The same day Ida and Miss Hurst left the house, to occupy lodgings hard by; it was done at Mr. Woodstock's peremptory bidding. Ida at once wrote to Waymark, begging him to come; he arrived early next morning, and learnt the state of things.

"The doctor tells me," said Ida, "there is a case in Litany Lane. It is very cruel. Grandfather went to make arrangements for having the houses repaired."

"There I recognise your hand," Waymark observed, as she made a pause.

"Why have you so deserted us?" Ida asked. "Why do we see you so seldom?"

"It is so late every evening before I leave the library, and I am busy with all sorts of things."

They had little to say to each other, Waymark promised to communicate at once with a friend of Mr. Woodstock's, a man of business, and to come again as soon as possible, to give any help he could. Whether Ida had been told of his position remained uncertain.

For Ida they were sad, long days. Troubles which she had previously managed to keep in the background now again beset her. She had attached herself to her grandfather; gratitude for all that he was doing at her wish strengthened her affection, and she awaited each new day with fear. Waymark seemed colder to her in these days than he had ever been formerly. The occasion ought, she felt, to have brought them nearer together; but on his side there appeared to be no such feeling. The time hung very heavily on her hands. She tried to go on with her studies, but it was a mere pretence.

Soon, she learnt that there was no hope; the sick man had sunk into a state of unconsciousness from which he would probably not awake. She haunted the neighbourhood of the house, or, in her lodging, sat like one who waits, and the waiting was for she knew not what. There was once more to be a great change in her life, but of what kind she could not foresee. She wished her suffering had been more acute; her only relative was dying, yet no tear would come to her eyes; it was heartless, and to weep would have brought relief to her. She could only sit and wait.
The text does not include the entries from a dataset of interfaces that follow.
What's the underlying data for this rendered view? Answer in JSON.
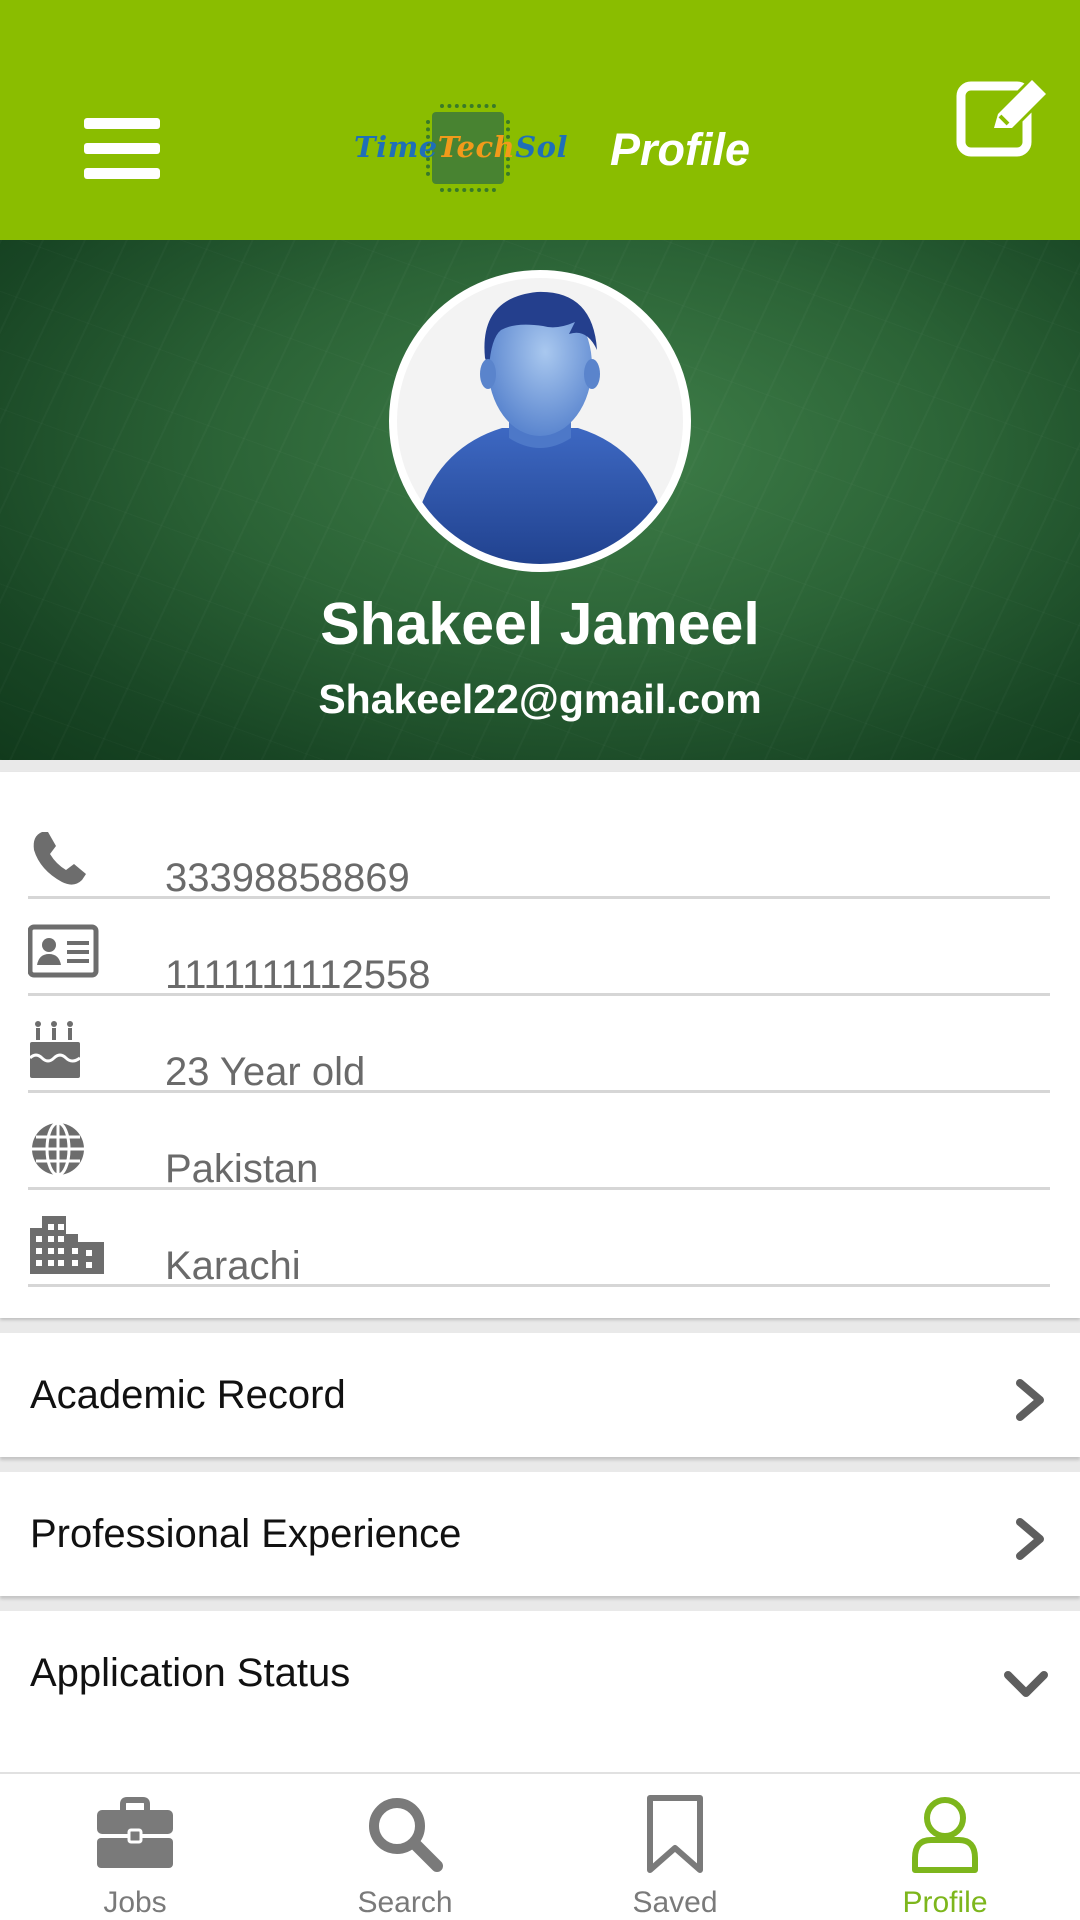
{
  "app_bar": {
    "logo_text": {
      "part1": "Time",
      "part2": "Tech",
      "part3": "Sol"
    },
    "title": "Profile",
    "menu_icon": "hamburger-menu-icon",
    "edit_icon": "edit-icon"
  },
  "profile": {
    "name": "Shakeel Jameel",
    "email": "Shakeel22@gmail.com"
  },
  "info": {
    "phone": "33398858869",
    "id_card": "1111111112558",
    "age": "23 Year old",
    "country": "Pakistan",
    "city": "Karachi"
  },
  "sections": {
    "academic": "Academic Record",
    "professional": "Professional Experience",
    "application": "Application Status"
  },
  "bottom_nav": {
    "jobs": "Jobs",
    "search": "Search",
    "saved": "Saved",
    "profile": "Profile",
    "active": "Profile"
  },
  "colors": {
    "primary": "#8abd00",
    "active_tab": "#7db61c",
    "icon_gray": "#6d6d6d"
  }
}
When Waymark came, on the evening of the next day, he heard that all was over. Ida saw him, but only for a few minutes. In going away, he paused by the gates of the silent house.

"The slums have avenged themselves," he said to himself sadly, "though late."